PASSINGS / Milan Stitt
Milan Stitt, 68, a playwright best known for “The Runner Stumbles,” a drama about a fateful encounter in 1911 between a Catholic priest and a nun, died Thursday of liver cancer at St. Vincent’s Hospital in New York.
Since 1997 he had been head of the dramatic writing program at Carnegie Mellon University’s School of Drama, which announced his death. He was chairman of the playwriting program at Yale University from 1987 to 1993.
Stitt reworked “The Runner Stumbles” many times before he settled on a version that was produced at the Manhattan Theatre Club in 1974. A revision was staged in Stamford, Conn., the next year and then it landed on Broadway for an extensive run starting in 1976. It was later made into a Stanley Kramer film starring Dick Van Dyke and Kathleen Quinlan.
Stitt was born Feb. 9, 1941, in Detroit and studied at the University of Michigan, earning a bachelor’s degree in 1963. He received a master’s of fine arts in 1966 from Yale, where he began working on “The Runner Stumbles.”
After college he held various writing, publicity and theater jobs. Following the success of “The Runner Stumbles,” he worked as literary manager of the off-Broadway Circle Repertory Company.

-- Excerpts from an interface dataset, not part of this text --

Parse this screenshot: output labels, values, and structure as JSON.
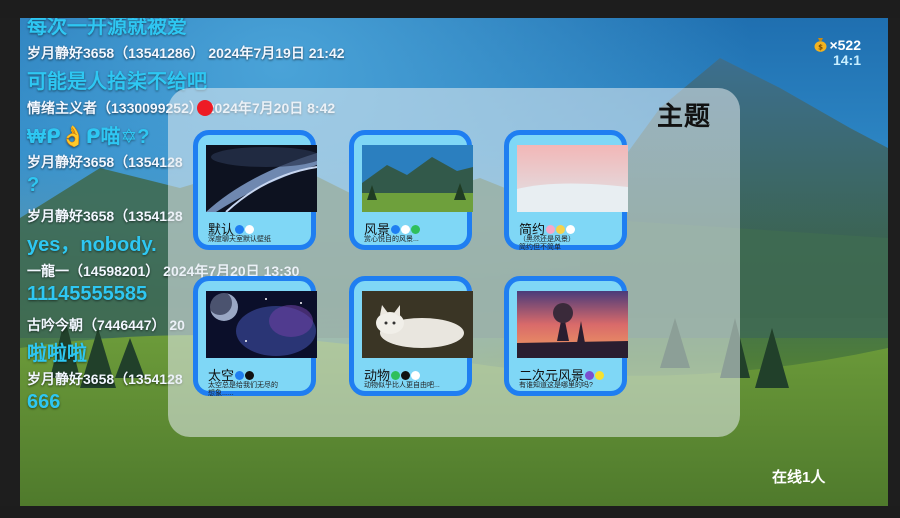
{
  "chat": {
    "partial_top": "每次一开源就被爱",
    "messages": [
      {
        "header": "岁月静好3658（13541286） 2024年7月19日 21:42",
        "body": "可能是人拾柒不给吧"
      },
      {
        "header": "情绪主义者（1330099252） 2024年7月20日 8:42",
        "body": "₩ᑭ👌ᑭ喵✡?"
      },
      {
        "header": "岁月静好3658（1354128",
        "body": "?"
      },
      {
        "header": "岁月静好3658（1354128",
        "body": "yes，nobody."
      },
      {
        "header": "一龍一（14598201） 2024年7月20日 13:30",
        "body": "11145555585"
      },
      {
        "header": "古吟今朝（7446447） 20",
        "body": "啦啦啦"
      },
      {
        "header": "岁月静好3658（1354128",
        "body": "666"
      }
    ]
  },
  "coins": {
    "value": "×522",
    "ratio": "14:1",
    "icon": "money-bag-icon"
  },
  "online": "在线1人",
  "theme_panel": {
    "title": "主题",
    "close_color": "#ee1b24",
    "themes": [
      {
        "name": "默认",
        "desc": "深度聊天室默认壁纸",
        "colors": [
          "#1f7ef1",
          "#ffffff"
        ]
      },
      {
        "name": "风景",
        "desc": "赏心悦目的风景...",
        "colors": [
          "#1f7ef1",
          "#ffffff",
          "#2fbf5c"
        ]
      },
      {
        "name": "简约",
        "desc": "（黑然还是风景）\n简约但不简单",
        "colors": [
          "#f7a8c8",
          "#f6d24a",
          "#ffffff"
        ]
      },
      {
        "name": "太空",
        "desc": "太空总是给我们无尽的\n想象......",
        "colors": [
          "#1f7ef1",
          "#111111"
        ]
      },
      {
        "name": "动物",
        "desc": "动物似乎比人更自由吧...",
        "colors": [
          "#2fbf5c",
          "#111111",
          "#ffffff"
        ]
      },
      {
        "name": "二次元风景",
        "desc": "有谁知道这是哪里的吗?",
        "colors": [
          "#7b4fd0",
          "#f6e130"
        ]
      }
    ]
  }
}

Among his other writing credits were “Back in the Race” and “Labor Day.”